*** DATA TO PROCESS ***
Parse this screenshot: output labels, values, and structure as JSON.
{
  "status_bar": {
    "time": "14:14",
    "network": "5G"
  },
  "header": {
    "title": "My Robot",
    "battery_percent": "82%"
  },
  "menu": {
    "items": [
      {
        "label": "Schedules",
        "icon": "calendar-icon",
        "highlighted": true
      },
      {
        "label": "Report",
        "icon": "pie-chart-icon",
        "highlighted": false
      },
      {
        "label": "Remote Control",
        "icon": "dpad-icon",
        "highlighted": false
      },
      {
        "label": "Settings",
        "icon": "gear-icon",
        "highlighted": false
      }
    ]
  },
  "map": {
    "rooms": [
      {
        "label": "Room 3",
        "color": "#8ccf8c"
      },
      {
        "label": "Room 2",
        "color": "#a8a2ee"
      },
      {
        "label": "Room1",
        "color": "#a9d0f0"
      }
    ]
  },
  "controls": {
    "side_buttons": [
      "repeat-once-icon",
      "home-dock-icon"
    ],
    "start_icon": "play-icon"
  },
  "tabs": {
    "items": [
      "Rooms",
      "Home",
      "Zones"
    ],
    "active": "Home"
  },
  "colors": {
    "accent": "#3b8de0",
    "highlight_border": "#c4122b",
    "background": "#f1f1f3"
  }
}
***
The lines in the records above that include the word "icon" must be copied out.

_SOLVED PROBLEM_
        "icon": "calendar-icon",
        "icon": "pie-chart-icon",
        "icon": "dpad-icon",
        "icon": "gear-icon",
      "repeat-once-icon",
      "home-dock-icon"
    "start_icon": "play-icon"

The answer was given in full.